“Dad, I start sixth grade tomorrow and you need to keep your word,” my oldest son said pushing the paper closer to my face. No one could argue that his execution was anything but clever. As a parent, I had spent much of my waking hours preaching the importance of keeping one’s word. “You promised,” he added for emphasis on the very night before the start of sixth grade. It all was incredibly effective, not to mention well-timed based on the previously established timeline.
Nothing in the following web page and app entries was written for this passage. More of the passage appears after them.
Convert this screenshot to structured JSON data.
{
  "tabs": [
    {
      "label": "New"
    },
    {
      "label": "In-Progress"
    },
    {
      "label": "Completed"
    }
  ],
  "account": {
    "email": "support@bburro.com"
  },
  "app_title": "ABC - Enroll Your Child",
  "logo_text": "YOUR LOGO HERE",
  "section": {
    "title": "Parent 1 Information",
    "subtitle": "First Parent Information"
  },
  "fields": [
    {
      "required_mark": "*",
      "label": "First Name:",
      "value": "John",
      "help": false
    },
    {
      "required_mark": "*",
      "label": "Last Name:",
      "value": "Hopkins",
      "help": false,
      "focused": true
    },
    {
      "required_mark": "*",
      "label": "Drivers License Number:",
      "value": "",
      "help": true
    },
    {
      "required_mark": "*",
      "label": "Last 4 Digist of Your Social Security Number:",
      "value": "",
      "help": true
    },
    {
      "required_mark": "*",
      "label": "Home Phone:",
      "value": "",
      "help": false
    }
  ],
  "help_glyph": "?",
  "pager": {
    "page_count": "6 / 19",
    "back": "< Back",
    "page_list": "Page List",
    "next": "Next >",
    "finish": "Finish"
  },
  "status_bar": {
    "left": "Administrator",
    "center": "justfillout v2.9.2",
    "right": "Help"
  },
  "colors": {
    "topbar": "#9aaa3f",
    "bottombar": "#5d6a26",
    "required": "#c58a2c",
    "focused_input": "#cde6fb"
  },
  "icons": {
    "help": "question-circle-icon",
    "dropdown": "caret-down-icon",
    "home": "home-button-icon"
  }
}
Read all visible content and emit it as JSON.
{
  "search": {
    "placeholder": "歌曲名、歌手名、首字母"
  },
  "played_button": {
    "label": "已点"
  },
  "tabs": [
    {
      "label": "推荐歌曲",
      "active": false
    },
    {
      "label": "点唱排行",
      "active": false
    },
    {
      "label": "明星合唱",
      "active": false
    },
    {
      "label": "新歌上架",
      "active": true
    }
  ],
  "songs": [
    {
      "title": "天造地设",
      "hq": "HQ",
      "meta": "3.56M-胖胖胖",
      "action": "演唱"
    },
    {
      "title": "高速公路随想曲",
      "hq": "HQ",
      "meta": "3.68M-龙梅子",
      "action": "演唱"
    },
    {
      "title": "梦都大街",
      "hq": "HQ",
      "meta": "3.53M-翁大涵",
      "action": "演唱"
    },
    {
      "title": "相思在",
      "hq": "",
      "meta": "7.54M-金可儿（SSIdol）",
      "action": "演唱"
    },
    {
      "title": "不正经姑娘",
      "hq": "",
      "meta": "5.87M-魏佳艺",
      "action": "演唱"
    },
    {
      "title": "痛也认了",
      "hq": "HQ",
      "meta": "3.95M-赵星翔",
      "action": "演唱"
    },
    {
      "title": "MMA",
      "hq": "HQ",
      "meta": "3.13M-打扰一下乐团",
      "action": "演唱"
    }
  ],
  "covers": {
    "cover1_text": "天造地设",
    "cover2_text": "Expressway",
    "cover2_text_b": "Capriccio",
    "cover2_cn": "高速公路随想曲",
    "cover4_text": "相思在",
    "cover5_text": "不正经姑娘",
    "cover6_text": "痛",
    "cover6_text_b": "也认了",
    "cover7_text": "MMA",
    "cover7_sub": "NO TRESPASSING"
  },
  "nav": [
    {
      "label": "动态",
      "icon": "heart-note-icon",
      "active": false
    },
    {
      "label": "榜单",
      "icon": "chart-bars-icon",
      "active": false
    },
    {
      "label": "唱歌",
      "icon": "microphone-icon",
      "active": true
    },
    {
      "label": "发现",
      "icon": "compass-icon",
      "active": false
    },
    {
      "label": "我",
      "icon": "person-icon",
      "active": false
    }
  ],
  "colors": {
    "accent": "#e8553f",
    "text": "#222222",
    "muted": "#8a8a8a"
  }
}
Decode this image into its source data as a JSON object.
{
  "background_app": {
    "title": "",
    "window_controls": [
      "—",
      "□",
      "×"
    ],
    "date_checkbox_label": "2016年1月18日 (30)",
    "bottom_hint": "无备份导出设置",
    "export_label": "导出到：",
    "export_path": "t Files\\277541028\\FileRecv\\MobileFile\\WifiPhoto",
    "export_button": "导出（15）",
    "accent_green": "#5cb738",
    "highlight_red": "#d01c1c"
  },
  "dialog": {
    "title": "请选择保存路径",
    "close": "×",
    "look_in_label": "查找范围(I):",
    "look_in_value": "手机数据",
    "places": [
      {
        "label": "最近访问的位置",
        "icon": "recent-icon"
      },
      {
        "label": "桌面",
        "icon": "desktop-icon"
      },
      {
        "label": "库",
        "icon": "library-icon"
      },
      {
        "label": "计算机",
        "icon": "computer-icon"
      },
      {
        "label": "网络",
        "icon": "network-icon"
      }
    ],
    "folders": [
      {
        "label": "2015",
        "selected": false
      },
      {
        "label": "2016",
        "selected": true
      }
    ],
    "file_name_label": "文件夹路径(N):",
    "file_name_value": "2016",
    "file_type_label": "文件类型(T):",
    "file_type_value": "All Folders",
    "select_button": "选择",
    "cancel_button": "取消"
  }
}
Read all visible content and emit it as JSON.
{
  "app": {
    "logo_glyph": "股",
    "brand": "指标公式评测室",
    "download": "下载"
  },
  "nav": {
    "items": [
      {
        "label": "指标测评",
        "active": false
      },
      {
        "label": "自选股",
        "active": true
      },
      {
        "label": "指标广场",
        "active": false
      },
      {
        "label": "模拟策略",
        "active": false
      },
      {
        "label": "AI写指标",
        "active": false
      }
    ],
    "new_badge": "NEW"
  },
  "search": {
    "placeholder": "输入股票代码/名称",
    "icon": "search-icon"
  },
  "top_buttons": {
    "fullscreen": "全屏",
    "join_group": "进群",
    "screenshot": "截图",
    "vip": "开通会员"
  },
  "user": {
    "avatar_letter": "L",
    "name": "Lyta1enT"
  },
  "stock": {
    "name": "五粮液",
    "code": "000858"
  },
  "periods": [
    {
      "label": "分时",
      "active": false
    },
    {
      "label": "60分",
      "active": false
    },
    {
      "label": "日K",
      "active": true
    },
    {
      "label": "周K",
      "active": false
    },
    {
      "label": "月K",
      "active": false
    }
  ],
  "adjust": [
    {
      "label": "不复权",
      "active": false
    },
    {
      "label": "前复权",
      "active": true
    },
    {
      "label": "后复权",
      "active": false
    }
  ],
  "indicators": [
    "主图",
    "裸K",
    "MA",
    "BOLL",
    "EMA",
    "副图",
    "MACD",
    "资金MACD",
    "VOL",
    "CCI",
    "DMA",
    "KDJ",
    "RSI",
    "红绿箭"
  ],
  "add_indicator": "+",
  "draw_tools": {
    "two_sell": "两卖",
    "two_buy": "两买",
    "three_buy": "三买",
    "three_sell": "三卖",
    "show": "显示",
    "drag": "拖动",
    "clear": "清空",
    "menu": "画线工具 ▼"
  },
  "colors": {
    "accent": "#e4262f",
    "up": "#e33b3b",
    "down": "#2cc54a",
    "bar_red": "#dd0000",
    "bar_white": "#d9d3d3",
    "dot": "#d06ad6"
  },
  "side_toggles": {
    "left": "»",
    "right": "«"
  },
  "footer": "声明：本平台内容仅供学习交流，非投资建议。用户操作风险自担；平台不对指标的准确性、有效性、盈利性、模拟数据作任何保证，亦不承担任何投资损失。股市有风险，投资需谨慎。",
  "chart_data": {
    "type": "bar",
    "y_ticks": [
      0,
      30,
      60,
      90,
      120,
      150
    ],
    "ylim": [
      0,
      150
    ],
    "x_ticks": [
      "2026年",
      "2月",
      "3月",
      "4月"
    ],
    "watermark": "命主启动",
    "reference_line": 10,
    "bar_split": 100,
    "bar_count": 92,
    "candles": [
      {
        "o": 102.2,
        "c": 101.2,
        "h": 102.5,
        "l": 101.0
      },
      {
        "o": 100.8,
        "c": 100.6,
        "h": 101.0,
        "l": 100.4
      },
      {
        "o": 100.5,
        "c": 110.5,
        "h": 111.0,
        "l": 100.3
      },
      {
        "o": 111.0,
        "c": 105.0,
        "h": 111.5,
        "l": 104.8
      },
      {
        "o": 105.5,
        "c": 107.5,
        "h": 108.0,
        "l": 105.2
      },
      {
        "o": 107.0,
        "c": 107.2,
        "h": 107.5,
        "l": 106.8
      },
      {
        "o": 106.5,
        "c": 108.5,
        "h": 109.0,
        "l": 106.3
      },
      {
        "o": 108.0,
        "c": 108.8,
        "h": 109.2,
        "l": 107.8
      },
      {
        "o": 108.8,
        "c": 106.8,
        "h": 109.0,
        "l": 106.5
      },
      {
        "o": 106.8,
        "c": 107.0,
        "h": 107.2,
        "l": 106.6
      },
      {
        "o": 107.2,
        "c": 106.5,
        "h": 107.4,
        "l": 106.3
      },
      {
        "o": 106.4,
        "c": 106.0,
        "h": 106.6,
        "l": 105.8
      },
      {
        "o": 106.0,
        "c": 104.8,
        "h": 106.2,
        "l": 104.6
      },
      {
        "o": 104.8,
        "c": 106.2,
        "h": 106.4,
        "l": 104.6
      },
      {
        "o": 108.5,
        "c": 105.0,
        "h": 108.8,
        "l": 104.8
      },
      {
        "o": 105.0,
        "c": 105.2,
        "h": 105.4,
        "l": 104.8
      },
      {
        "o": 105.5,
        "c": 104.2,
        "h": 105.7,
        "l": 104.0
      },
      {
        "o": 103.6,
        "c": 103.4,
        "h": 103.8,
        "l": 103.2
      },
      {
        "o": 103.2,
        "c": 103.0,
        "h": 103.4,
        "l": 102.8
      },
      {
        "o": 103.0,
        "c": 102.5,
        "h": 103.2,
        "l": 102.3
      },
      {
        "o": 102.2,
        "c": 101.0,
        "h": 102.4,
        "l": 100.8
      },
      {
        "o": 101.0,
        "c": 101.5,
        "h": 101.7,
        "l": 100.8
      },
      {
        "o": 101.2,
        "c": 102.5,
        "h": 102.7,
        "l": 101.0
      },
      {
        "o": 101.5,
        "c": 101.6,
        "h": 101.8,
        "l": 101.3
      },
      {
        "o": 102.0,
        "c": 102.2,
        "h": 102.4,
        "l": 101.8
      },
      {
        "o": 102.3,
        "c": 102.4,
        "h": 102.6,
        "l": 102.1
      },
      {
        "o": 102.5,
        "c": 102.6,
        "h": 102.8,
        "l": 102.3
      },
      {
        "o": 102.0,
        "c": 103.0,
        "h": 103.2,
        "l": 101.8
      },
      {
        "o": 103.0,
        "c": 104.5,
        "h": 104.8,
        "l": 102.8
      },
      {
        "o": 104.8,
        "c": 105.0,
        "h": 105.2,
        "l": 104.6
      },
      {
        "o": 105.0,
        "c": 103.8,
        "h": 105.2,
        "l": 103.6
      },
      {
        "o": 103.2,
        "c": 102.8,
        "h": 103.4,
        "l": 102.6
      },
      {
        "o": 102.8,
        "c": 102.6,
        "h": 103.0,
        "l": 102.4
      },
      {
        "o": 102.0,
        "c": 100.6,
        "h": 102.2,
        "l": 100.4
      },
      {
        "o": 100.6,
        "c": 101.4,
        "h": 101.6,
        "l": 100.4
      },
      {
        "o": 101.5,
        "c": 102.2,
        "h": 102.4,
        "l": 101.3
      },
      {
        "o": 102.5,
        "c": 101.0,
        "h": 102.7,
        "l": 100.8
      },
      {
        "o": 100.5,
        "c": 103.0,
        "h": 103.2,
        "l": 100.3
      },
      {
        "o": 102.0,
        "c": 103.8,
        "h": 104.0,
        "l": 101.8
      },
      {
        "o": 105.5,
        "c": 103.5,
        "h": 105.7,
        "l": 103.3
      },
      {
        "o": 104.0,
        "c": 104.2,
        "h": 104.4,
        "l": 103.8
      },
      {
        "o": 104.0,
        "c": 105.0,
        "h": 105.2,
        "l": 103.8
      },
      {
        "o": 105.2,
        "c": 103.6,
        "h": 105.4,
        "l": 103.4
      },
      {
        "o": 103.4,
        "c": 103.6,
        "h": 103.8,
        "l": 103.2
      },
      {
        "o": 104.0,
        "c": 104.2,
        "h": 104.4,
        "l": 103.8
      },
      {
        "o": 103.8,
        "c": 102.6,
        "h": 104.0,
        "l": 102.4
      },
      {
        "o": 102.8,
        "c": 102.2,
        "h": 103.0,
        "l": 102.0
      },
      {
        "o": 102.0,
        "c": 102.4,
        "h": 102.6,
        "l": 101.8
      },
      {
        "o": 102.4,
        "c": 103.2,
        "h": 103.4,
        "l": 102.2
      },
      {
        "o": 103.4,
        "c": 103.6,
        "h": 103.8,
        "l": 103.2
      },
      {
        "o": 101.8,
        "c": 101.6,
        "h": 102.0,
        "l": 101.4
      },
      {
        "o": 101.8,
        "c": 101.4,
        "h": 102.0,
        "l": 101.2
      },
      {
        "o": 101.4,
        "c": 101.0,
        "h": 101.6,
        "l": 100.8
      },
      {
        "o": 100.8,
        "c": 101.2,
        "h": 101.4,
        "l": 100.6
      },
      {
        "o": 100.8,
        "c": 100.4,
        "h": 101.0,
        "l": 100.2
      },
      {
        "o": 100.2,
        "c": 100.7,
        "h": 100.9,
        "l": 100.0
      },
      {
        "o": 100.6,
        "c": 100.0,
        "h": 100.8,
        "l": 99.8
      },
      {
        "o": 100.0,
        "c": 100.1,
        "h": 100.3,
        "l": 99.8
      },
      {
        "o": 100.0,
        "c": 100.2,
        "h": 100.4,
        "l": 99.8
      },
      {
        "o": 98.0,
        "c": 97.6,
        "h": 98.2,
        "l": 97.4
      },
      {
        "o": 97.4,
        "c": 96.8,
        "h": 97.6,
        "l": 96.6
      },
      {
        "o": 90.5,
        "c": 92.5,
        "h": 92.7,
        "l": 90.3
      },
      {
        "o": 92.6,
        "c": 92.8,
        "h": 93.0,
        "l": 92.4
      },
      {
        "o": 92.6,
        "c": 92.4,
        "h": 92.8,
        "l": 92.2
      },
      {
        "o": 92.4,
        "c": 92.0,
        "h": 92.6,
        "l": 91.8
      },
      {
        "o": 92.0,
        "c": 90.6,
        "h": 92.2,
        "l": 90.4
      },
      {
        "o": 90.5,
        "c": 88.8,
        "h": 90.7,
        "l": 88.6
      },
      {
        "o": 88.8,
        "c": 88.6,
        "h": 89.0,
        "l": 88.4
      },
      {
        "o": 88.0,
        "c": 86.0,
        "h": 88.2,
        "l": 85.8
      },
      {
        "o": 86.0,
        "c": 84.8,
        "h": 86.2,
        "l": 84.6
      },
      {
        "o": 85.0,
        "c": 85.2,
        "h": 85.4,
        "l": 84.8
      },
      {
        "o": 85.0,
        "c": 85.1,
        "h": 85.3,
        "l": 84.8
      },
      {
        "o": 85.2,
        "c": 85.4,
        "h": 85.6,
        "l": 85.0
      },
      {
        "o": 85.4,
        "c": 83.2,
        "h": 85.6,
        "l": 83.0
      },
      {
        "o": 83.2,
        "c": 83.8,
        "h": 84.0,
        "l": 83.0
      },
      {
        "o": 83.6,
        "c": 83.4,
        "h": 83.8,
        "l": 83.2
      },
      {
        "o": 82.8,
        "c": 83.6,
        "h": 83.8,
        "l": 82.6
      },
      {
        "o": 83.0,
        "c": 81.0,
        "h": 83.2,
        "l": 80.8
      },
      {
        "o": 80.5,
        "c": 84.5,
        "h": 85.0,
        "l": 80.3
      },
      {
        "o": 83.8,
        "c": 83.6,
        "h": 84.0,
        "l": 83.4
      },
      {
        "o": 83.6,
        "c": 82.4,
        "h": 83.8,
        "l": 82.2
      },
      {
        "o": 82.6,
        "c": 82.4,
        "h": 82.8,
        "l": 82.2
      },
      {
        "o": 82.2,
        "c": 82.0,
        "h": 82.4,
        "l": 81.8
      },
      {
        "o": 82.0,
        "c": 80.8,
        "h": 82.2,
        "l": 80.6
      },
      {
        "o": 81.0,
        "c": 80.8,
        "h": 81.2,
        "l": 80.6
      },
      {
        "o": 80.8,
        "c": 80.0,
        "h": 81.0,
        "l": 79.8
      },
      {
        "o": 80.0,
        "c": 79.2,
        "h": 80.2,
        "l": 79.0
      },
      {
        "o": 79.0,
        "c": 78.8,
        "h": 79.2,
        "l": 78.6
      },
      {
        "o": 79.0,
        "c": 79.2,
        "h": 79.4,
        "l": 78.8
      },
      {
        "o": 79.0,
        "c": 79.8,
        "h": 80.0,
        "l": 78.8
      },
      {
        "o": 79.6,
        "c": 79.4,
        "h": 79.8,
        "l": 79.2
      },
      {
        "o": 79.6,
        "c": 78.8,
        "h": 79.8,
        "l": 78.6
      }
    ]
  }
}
Once the van door slid opened I knew we would not leave empty handed. Ten adorable Rat Terrier puppies ran around a makeshift pen. How this elderly couple, who lived some forty miles away in a tiny community called Tonopah, just happened to be “in the neighborhood” with a litter of Rat Terrier puppies on that Sunday night I may never come to fully understand; however, fate is as good as any explanation. Very quickly the boys agreed and picked the smallest, the “runt” of the litter, and did indeed name him Lipton after seeing a brown patch over his left eye which looked like the color of tea. This was followed by a late night run to Petsmart, with my older son and our complete reliance on the high school kid with the Petsmart polo shirt who recommended a boatload of puppy supplies, ensuring each item was essential to Lipton’s smooth transition. Three hundred dollars later, which included Petsmart puppy lessons, we returned home to find my youngest son positioning Lipton on a piece of newspaper so he would not tinkle on the tile. My boys played with their new dog well into the night. This would be the beginning of the end regarding my indifference to dogs
Later, there would come potty training, Lipton’s first road trip and numerous nights where he would be hustled into bed with one of the two boys, which I would only later discover the next morning when I would find the two, a boy and his dog, sleeping side by side. There would be a second round of puppy lessons after the instructor discreetly explained that as a result of Lipton’s “exuberance” he would benefit from more remedial instruction. Over the years he would win over all who met him. How could you not love a rugged little dog who wanted nothing more than his belly rubbed and a chance to chase a tennis ball over and over.
When it came time, it was difficult and sad. I had underestimated Lipton’s impact on each of us. My partner and oldest son volunteered to take Lipton to the vet. I wanted nothing to do with his final moments; I wanted nothing to offset the positive memories of a dog that I never thought I would come to love. In the final days leading up to this, all of us spent extra time with Lipton as a result of his labored breathing and sniffles and snorts, clearly reconfirming what we already knew – his time was near. My oldest son would stay with him until the end, emerging from the room in tears. In many ways this is how it should have been since Lipton was really his dog. He fought for him and more than any other, Lipton became his tried and true companion. While they were away, I gathered up Lipton’s toys throughout the backyard, coming to rest on a large boulder and unexpectedly I cried. Over the last week, we’ve all heard familiar noises throughout the house that remind us of him, not to mention the box of tea bags that sits in the cabinet with his name on it.